Researchers analyzed records from more than 5,600 senior citizens who took part in the long-running national Health and Retirement Study (HRS), examining how their body mass index (BMI) related to end-of-life measures, such as their use of hospice services. Results indicated that people with higher BMIs were less likely to enter hospice care, and among those who did, seniors with obesity spent fewer days in hospice than those with lower BMIs.
The study also found that about 60 percent of the seniors in the study died at home—an experience that most Americans say they would choose for their own deaths. But that percentage dropped as BMI rose.
In all, Harris says, the findings point to a larger issue that will become more urgent as the increasingly overweight American population ages. “Obesity is a complex disease, and this study has shown another side of its effect on patients and the health care system. Patients with obesity may need extra help, but they deserve the best health care and better health outcomes.”
The researchers focused on Medicare claims in the last six months of the participants’ lives, looking at use of hospice services and controlling for gender, race, marital status, multiple medical conditions and household assets. They also had information from surveys of the participants’ loved ones about their end-of-life care in addition to all participants’ last measured BMI.
Fifteen percent of participants were obese, with BMIs over 30, and 2 percent were morbidly obese, with BMIs over 40. Another 31 percent were overweight, with BMIs between 25 and 29.9.
The differences in end-of-life care also translated into differences in cost. In the last six months of life for a person with a normal BMI, the Medicare system spent about $43,000 for all types of care. For an obese person, the costs for that same period were about $3,500 higher.
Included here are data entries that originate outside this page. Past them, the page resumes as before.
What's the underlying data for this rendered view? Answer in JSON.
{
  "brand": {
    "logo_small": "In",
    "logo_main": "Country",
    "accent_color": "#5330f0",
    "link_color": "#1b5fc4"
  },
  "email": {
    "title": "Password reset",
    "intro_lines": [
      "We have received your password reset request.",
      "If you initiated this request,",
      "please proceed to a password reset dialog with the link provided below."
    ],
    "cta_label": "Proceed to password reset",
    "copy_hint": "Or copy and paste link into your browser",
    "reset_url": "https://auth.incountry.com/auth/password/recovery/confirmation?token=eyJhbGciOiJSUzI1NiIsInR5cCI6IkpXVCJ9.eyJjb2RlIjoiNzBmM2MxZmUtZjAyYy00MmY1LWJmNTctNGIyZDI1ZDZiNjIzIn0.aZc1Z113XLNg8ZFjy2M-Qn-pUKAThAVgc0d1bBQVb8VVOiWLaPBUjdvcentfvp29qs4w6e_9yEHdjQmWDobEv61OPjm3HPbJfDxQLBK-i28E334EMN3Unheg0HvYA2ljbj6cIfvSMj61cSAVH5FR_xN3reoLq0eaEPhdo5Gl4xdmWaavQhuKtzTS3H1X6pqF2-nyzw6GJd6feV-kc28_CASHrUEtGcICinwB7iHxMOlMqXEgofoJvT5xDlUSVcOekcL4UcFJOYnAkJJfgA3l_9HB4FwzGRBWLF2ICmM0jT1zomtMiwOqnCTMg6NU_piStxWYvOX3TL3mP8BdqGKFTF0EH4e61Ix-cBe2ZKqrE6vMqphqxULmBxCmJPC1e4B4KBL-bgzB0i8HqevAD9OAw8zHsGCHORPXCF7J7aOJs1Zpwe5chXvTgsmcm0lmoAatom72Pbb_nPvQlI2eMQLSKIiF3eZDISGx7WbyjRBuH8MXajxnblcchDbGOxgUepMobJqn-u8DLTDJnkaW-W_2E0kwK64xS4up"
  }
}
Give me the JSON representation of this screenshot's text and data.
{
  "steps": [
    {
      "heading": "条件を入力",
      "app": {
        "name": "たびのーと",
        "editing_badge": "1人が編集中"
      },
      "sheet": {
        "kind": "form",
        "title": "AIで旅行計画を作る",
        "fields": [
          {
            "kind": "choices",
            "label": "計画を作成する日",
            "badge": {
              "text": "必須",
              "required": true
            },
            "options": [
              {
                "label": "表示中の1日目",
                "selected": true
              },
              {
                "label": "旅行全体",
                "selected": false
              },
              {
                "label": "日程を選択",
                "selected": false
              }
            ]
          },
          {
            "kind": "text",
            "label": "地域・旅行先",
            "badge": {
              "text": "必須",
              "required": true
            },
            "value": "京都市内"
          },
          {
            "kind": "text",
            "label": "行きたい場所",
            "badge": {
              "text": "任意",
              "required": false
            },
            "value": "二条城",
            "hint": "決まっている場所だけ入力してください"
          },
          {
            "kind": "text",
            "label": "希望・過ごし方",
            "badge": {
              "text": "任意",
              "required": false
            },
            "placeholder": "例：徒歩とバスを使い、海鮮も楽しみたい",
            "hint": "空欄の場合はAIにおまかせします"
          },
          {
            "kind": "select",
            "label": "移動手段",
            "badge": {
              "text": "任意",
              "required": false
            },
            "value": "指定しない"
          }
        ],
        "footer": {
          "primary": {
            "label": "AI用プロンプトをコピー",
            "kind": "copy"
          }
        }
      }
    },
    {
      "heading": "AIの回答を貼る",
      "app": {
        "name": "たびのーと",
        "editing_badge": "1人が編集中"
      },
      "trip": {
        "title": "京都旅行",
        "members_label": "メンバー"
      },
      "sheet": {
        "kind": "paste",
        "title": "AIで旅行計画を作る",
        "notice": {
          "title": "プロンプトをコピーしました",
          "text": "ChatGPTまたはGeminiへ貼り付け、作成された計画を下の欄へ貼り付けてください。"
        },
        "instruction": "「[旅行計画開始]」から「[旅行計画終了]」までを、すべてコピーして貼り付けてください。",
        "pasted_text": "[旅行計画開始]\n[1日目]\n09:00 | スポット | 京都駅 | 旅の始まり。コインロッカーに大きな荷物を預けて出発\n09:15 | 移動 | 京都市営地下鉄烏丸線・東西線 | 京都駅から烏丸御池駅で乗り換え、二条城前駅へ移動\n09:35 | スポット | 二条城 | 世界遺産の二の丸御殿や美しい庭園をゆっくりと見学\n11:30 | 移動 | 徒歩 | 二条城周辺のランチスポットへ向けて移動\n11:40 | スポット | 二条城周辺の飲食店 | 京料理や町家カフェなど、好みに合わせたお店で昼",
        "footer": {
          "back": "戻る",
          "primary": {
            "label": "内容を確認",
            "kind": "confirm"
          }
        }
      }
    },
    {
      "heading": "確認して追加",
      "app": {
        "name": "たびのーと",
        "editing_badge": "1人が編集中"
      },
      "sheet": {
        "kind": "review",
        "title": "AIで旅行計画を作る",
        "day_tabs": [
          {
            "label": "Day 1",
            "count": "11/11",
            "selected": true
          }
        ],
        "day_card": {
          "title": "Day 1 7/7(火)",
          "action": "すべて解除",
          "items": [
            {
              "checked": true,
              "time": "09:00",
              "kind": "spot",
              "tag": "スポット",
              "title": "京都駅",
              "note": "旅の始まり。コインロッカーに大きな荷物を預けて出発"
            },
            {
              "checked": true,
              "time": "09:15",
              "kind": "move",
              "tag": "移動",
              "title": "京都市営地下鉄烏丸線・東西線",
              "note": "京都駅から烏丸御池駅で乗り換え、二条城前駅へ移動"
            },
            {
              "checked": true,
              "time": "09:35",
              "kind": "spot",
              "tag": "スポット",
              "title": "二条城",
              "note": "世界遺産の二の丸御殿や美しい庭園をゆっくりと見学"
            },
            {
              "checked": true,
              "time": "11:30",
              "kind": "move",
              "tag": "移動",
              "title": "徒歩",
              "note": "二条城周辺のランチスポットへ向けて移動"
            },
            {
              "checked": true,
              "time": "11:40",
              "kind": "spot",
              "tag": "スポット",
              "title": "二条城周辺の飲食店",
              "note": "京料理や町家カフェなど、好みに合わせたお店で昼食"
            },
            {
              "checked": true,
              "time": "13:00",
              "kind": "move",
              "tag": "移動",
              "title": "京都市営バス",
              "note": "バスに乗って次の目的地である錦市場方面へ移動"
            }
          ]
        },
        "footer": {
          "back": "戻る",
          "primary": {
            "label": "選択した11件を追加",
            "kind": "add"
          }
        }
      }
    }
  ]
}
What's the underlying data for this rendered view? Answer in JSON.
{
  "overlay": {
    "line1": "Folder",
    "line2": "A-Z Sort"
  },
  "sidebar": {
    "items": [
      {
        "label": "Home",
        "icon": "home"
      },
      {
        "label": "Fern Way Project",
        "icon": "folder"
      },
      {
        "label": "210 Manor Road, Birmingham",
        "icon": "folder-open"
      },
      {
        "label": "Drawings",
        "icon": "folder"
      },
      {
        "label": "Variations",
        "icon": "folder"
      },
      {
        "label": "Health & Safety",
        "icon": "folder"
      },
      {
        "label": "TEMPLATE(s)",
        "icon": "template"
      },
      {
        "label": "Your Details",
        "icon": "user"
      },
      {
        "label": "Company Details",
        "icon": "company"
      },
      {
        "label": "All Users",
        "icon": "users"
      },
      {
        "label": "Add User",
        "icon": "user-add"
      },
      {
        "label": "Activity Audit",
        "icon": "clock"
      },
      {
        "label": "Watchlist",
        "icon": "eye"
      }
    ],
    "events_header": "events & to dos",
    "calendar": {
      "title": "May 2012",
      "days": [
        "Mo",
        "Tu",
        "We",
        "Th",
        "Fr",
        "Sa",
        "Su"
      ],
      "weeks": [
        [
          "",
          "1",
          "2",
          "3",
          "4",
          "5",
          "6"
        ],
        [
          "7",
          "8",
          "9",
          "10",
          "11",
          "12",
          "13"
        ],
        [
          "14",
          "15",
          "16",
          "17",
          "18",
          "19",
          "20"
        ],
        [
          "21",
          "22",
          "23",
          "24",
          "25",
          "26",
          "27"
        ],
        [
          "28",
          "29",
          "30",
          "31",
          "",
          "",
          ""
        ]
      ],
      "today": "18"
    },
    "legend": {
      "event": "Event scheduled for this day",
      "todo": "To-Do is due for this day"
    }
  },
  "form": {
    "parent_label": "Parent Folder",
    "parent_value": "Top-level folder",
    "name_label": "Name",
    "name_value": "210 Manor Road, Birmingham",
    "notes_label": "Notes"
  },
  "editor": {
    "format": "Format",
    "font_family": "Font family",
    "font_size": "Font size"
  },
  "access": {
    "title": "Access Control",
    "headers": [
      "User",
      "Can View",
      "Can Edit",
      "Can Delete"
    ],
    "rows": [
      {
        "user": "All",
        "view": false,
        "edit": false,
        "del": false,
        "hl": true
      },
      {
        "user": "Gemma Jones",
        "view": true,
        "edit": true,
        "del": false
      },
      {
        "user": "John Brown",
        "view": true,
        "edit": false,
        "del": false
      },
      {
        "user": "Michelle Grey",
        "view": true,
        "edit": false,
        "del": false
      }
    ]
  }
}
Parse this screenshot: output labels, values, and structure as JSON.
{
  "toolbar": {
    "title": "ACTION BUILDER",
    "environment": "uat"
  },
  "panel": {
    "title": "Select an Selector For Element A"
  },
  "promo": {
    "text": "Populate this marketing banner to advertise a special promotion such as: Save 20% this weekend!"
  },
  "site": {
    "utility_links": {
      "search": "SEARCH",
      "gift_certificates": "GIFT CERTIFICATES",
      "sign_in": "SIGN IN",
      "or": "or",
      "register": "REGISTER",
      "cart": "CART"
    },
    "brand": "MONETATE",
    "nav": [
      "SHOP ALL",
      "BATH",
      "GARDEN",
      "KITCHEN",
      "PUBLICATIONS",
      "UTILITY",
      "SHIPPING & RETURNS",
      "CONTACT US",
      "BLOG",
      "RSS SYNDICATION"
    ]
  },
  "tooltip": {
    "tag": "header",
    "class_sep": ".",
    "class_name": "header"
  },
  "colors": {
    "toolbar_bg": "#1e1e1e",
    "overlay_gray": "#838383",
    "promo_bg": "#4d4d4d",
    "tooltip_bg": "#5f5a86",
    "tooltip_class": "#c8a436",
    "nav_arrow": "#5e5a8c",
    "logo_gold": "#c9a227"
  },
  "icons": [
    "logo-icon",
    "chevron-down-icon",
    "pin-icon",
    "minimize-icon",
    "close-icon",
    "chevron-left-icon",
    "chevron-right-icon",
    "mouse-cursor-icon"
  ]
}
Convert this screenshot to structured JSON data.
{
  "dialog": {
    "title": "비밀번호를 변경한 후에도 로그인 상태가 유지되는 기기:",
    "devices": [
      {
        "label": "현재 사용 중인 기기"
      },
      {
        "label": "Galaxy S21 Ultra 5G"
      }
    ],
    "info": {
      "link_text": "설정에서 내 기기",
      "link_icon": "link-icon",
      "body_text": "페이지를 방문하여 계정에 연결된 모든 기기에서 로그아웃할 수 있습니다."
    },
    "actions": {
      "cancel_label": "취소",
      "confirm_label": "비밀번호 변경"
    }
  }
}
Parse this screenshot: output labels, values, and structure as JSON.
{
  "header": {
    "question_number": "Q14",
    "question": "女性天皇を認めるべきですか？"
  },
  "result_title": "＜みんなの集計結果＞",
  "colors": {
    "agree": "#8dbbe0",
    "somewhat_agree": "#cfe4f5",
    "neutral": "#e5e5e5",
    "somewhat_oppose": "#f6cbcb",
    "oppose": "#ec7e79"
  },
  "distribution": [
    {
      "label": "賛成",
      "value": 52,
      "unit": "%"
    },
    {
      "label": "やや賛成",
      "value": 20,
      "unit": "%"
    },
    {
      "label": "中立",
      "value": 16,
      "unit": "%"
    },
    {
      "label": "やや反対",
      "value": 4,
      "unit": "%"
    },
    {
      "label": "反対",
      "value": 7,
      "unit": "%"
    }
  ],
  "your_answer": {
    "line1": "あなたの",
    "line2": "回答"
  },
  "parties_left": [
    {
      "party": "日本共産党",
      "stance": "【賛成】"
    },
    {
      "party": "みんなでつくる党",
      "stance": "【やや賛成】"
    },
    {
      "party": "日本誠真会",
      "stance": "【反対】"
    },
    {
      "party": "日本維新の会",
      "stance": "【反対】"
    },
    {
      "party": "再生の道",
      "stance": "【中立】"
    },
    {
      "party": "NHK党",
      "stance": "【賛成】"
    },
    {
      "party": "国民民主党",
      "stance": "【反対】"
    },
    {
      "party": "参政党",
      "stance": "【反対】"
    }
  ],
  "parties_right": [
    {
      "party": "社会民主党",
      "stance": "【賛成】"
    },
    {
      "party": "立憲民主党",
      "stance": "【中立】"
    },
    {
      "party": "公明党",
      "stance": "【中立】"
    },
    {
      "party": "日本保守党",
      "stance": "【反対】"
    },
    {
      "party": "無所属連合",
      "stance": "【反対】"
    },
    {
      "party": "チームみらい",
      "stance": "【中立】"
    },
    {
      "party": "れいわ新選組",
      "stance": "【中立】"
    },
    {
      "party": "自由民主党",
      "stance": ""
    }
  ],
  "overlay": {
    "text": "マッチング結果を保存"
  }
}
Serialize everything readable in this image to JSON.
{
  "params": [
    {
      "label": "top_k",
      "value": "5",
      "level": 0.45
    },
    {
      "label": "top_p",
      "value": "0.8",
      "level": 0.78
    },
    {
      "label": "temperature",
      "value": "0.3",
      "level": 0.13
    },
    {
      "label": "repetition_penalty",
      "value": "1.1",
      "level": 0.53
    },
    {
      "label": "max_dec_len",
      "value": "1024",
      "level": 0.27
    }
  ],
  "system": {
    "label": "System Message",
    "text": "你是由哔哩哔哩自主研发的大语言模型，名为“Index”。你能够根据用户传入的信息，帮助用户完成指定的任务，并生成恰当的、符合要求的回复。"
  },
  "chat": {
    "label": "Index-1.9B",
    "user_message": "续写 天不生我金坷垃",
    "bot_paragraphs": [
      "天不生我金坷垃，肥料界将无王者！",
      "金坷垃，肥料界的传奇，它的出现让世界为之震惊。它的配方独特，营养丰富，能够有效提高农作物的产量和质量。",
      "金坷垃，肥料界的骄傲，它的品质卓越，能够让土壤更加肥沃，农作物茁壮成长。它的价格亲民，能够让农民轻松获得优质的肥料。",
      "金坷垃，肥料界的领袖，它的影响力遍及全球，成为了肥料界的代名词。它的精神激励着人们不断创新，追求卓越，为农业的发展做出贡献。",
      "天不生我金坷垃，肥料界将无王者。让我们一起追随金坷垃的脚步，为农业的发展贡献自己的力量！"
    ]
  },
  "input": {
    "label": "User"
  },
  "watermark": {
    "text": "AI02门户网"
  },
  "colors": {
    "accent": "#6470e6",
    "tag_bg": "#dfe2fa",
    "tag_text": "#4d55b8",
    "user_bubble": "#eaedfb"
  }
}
Although the study didn’t look at the reasons why people with obesity received less hospice care, senior author Jennifer Griggs, M.D., M.P.H., a professor at the University of Michigan Medical School, suspects that several factors may be involved.
One possibility is that obesity can mask the changes physicians typically use to determine when it is time for a person to enter hospice, which include more pronounced cheekbones, collarbones and pelvic bones due to end-of-life weight loss. These changes in body weight are more noticeable in leaner patients. “To refer a patient for hospice, you have to believe that they are in the dying process,” Griggs notes.
“Many policies focus on preventing or reducing obesity in the U.S., but we will also need policies to encourage the provision of high-quality care for people with obesity,” Dr. Harris said. “More attention should be paid to payment structures that recognize the challenges involved with health care for men and women with obesity.”
The study was funded by the Robert Wood Johnson Foundation, U.S. Department of Veterans Affairs, and National Institutes of Health; the HRS is funded by the National Institute on Aging grant U01AG009740.
Harris is an assistant professor of obstetrics, gynecology and reproductive sciences at Pitt who participated in the Robert Wood Johnson Clinical Scholars Program at the University of Michigan. Griggs is a professor of hematology/oncology in the University of Michigan Medical School who also holds a joint appointment at the University of Michigan School of Public Health.
Other authors include current and former IHPI members Elena Byhoff, M.D., M.Sc., Chithra Perumalswami, M.D., M.Sc., and Kenneth Langa, M.D., Ph.D. Alexi Wright, M.D., M.P.H., of the Dana Farber Cancer Institute, is a co-author.